§ **Exercise instructions**: Each line that holds the string "renderoutput" counts once. Say how many such lines the entries have, giving the number only.
___ Data shown ___
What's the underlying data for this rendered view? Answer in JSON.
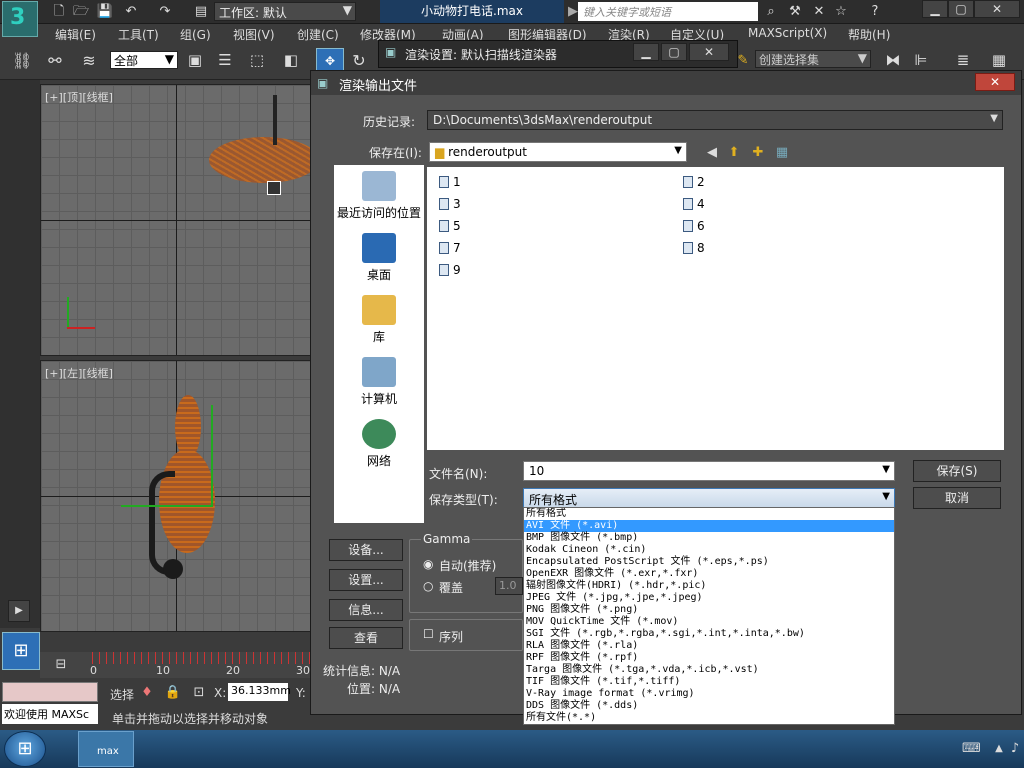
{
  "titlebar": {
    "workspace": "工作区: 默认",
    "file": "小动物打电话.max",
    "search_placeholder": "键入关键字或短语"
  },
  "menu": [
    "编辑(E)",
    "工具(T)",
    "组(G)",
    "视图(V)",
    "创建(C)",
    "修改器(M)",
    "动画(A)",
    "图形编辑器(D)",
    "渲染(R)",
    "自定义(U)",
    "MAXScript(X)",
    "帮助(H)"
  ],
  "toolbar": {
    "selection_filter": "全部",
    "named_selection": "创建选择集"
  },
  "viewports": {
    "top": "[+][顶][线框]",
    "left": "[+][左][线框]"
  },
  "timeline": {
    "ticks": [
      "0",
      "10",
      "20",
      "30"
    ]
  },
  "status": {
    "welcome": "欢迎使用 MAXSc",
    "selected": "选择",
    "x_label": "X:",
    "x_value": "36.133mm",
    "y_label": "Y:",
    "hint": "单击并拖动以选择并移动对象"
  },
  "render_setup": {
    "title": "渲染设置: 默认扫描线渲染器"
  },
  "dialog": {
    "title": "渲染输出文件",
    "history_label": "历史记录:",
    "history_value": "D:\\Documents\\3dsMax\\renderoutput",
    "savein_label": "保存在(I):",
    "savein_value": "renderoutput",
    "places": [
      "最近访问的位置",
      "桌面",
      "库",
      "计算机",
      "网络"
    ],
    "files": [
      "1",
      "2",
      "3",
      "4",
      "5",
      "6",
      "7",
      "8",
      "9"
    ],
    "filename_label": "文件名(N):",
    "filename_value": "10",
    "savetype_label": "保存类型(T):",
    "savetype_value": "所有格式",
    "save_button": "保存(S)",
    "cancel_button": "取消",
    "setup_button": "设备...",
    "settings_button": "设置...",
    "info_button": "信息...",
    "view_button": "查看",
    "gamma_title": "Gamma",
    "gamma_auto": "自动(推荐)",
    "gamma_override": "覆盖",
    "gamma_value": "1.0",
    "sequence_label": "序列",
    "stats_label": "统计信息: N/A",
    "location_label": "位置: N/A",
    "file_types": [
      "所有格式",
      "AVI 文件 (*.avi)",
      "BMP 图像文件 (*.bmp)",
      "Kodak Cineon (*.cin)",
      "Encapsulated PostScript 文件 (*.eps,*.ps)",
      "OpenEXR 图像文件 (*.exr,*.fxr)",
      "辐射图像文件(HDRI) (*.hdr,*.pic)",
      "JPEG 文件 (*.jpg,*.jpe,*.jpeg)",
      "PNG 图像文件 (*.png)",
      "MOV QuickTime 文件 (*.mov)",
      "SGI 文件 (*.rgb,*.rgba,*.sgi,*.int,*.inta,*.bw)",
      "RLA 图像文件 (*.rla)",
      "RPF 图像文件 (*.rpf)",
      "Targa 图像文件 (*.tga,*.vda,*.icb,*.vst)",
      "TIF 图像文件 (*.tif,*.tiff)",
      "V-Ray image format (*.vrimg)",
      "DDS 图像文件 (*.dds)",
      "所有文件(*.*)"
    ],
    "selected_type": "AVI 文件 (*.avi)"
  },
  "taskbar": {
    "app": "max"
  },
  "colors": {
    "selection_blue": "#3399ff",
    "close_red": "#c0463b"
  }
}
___
§ **Answer space**: 2